The first factor driving high returns is sometimes called by practitioners “going short on volatility.” Sometimes it is called “negative skewness.” In plain English, this means that some investors opt for a strategy of betting against big, unexpected moves in market prices. Most of the time investors will do well by this strategy, since big, unexpected moves are outliers by definition. Traders will earn above-average returns in good times. In bad times they won’t suffer fully when catastrophic returns come in, as sooner or later is bound to happen, because the downside of these bets is partly socialized onto the Treasury, the Federal Reserve and, of course, the taxpayers and the unemployed.
America’s mortgages are structured so that the lender-investor is going short on volatility. If interest rates do not move much, the lender does well. If home prices do not move much, the lender does well. But if interest rates rise, the lender is stuck with a below-market asset. And if home prices fall, the lender gets stuck with a house with a value below the amount of the loan.

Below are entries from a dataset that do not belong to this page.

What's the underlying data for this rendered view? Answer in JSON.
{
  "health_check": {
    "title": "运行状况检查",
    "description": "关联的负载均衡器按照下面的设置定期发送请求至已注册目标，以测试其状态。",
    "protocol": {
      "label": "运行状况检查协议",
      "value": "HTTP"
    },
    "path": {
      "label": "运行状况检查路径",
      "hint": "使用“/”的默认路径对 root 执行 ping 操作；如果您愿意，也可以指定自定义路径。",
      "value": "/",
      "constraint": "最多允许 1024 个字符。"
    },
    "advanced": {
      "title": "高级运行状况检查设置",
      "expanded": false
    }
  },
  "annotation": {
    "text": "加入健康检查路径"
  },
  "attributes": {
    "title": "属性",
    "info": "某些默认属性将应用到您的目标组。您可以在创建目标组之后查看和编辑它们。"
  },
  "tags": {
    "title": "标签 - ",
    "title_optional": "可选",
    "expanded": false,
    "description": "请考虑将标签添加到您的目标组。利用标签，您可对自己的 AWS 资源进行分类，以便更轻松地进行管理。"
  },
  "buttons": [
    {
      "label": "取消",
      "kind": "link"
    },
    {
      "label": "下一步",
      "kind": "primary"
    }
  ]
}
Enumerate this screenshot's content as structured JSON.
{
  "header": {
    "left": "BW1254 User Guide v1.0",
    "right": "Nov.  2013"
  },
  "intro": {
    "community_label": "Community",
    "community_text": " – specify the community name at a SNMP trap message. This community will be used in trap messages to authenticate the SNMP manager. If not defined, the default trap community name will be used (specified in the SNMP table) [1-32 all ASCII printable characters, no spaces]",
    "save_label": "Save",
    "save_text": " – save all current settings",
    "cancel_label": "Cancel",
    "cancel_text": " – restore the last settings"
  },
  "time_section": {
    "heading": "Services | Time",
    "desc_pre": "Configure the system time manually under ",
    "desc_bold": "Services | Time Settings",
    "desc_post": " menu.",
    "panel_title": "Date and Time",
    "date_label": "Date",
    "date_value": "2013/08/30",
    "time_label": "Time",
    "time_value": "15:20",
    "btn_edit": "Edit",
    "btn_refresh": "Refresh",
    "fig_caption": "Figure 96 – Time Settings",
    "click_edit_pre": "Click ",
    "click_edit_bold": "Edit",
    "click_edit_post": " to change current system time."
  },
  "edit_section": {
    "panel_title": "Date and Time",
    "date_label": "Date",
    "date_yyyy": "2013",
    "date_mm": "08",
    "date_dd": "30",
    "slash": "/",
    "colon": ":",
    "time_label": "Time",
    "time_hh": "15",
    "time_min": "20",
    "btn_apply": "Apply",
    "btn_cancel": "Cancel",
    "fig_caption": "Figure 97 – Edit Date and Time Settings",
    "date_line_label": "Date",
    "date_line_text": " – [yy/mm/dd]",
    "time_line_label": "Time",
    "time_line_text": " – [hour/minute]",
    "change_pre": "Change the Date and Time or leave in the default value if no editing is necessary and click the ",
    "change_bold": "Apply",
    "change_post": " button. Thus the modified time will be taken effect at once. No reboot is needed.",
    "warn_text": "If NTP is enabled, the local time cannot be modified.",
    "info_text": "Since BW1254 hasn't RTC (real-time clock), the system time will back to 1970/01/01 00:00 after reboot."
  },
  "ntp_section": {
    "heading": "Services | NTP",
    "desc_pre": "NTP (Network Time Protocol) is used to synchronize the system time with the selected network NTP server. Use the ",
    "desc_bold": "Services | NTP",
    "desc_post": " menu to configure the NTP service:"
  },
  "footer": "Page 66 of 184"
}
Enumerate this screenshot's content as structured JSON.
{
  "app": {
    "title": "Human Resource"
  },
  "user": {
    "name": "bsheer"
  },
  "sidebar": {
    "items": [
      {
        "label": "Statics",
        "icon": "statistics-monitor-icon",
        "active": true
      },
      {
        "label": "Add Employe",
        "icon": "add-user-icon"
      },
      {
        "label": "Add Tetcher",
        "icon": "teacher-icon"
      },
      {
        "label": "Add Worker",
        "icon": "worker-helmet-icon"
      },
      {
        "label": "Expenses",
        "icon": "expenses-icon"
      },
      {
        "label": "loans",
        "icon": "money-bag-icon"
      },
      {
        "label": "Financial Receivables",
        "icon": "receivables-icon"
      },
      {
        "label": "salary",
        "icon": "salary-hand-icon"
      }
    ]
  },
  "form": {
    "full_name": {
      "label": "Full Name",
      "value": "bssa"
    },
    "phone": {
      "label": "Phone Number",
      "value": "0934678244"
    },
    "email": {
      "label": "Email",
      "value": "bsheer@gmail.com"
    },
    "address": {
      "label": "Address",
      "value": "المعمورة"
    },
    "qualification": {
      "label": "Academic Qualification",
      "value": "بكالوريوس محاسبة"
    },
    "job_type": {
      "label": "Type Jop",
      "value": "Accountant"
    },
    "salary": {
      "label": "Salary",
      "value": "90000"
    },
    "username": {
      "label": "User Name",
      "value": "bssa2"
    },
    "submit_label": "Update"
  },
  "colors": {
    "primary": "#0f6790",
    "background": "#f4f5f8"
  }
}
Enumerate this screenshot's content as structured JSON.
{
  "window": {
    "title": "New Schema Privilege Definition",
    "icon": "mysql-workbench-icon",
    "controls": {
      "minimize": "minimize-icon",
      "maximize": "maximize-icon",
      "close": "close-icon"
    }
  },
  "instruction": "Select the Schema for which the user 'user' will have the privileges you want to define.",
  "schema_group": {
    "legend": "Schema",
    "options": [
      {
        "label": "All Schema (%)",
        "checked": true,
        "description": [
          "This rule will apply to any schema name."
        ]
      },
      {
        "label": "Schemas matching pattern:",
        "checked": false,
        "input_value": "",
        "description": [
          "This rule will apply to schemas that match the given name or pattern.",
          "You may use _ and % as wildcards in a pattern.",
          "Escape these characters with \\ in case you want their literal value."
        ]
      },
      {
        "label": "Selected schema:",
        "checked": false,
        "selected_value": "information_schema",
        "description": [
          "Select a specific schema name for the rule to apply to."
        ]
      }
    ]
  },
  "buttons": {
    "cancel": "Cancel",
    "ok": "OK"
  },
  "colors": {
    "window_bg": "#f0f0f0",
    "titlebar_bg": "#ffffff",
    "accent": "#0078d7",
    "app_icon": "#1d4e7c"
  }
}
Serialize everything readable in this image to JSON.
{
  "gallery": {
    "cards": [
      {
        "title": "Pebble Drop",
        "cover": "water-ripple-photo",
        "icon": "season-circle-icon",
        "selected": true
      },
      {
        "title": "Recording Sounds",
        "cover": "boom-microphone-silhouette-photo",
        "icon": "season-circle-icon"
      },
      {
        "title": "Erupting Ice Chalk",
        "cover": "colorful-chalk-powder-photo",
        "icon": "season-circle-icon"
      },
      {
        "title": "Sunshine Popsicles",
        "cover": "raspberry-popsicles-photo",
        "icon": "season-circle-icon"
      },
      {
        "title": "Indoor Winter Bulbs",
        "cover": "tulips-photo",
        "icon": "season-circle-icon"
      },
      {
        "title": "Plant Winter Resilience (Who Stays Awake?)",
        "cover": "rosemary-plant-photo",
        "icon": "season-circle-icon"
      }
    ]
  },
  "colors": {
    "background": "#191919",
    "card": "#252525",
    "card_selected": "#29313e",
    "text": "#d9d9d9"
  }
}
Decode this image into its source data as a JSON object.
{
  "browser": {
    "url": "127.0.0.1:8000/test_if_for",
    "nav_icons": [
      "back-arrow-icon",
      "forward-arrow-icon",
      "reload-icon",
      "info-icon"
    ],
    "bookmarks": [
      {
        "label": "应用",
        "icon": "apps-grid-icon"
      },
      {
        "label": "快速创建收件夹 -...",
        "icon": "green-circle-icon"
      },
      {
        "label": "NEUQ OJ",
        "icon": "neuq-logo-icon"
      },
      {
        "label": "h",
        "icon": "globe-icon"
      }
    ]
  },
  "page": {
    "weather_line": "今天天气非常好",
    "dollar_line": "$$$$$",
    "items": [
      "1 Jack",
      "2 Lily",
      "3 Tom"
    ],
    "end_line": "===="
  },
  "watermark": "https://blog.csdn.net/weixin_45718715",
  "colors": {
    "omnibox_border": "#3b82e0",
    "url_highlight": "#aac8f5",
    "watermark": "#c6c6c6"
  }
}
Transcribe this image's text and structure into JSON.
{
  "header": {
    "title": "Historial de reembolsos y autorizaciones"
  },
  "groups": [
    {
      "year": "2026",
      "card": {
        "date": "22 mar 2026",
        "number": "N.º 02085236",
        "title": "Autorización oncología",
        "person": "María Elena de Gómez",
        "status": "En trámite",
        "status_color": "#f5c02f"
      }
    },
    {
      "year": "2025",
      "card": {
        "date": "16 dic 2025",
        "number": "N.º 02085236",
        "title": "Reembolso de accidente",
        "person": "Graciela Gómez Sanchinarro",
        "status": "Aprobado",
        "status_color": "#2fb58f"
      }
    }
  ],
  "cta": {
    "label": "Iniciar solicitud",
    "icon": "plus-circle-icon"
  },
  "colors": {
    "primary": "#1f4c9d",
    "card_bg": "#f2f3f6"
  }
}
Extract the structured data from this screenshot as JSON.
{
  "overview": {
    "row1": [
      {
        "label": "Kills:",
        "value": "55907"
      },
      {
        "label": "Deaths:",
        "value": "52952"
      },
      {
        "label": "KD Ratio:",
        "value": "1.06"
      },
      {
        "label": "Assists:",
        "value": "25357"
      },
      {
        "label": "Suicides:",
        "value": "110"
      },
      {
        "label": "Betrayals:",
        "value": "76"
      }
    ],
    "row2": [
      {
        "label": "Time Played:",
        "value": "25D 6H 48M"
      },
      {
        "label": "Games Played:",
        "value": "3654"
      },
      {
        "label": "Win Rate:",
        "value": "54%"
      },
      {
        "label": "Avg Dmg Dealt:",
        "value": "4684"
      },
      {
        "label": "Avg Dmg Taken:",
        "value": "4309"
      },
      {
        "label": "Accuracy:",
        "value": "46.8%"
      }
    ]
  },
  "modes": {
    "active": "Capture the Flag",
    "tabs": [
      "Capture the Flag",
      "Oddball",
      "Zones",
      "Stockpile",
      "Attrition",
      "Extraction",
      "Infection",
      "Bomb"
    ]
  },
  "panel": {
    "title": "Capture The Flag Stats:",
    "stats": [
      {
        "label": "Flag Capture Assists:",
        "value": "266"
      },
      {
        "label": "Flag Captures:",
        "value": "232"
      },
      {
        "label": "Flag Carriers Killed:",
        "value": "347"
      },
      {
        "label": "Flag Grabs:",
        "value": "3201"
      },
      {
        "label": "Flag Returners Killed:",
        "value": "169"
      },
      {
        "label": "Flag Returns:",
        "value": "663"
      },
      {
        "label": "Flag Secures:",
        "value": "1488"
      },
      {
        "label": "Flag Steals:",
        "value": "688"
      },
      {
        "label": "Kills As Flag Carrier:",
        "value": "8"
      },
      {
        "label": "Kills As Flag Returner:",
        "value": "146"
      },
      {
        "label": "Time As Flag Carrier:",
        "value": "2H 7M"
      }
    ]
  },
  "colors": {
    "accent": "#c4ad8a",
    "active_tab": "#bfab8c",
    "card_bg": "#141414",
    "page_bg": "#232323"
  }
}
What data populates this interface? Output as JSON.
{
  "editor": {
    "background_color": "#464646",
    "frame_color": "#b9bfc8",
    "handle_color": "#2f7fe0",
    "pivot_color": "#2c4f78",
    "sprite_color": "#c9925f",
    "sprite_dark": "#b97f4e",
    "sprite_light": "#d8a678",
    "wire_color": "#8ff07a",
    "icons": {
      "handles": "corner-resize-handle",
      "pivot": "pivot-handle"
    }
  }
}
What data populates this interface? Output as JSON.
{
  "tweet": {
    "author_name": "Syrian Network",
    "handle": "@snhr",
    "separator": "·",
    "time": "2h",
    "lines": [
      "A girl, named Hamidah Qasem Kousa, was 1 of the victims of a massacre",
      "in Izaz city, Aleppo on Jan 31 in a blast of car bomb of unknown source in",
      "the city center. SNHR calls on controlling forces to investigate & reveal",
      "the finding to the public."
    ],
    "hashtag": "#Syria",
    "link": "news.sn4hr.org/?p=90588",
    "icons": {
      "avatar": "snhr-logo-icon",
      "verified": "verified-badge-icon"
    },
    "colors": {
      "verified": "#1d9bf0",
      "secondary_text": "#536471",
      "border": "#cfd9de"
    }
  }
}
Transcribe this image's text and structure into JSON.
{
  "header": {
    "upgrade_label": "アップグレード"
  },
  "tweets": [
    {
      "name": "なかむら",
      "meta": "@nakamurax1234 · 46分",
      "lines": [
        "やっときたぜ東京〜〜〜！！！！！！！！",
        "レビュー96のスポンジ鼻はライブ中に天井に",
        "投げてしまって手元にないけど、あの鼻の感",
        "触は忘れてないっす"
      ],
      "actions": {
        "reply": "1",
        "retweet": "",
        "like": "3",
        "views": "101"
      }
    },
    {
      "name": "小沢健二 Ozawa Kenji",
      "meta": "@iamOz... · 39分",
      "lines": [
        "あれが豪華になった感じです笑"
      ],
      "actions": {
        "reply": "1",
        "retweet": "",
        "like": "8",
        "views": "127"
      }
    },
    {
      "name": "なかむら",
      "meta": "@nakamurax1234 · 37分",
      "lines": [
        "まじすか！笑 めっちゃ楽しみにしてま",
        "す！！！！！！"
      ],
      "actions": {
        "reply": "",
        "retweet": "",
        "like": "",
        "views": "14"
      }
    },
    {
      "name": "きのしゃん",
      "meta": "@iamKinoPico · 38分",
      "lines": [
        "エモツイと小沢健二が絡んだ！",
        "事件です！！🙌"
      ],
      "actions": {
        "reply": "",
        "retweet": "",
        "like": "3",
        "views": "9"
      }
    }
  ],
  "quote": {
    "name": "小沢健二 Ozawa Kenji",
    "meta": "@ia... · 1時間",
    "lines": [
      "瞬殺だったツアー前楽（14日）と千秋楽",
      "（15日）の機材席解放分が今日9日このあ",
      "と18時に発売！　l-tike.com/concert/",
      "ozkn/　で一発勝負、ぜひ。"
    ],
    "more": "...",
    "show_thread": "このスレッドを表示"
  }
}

Tyler is saying that for the typical financial market player, going short on volatility is a great personal strategy. When it works, you get a nice salary and bonus. When it fails, someone else–a shareholder, a taxpayer–bears much of the cost.
If you know your Nassim Taleb, you will recognize going short volatility as “fragile,” with the opposite strategy as “anti-fragile.”
I wonder if stock market investment is one of those fragile strategies nowadays. You can make money year after year going long the market–until it stops.
Anyway, Tyler argues that the changes in the income distribution of recent decades
a) have been focused at the top 1 percent, not between the 99th percentile and the lowest percentile
b) been driven by finance
c) and within finance have been driven by these short-volatility, fragile strategies.
He is pessimistic about regulators’ ability to stop the short-volatility strategies. I think he is wise in that regard.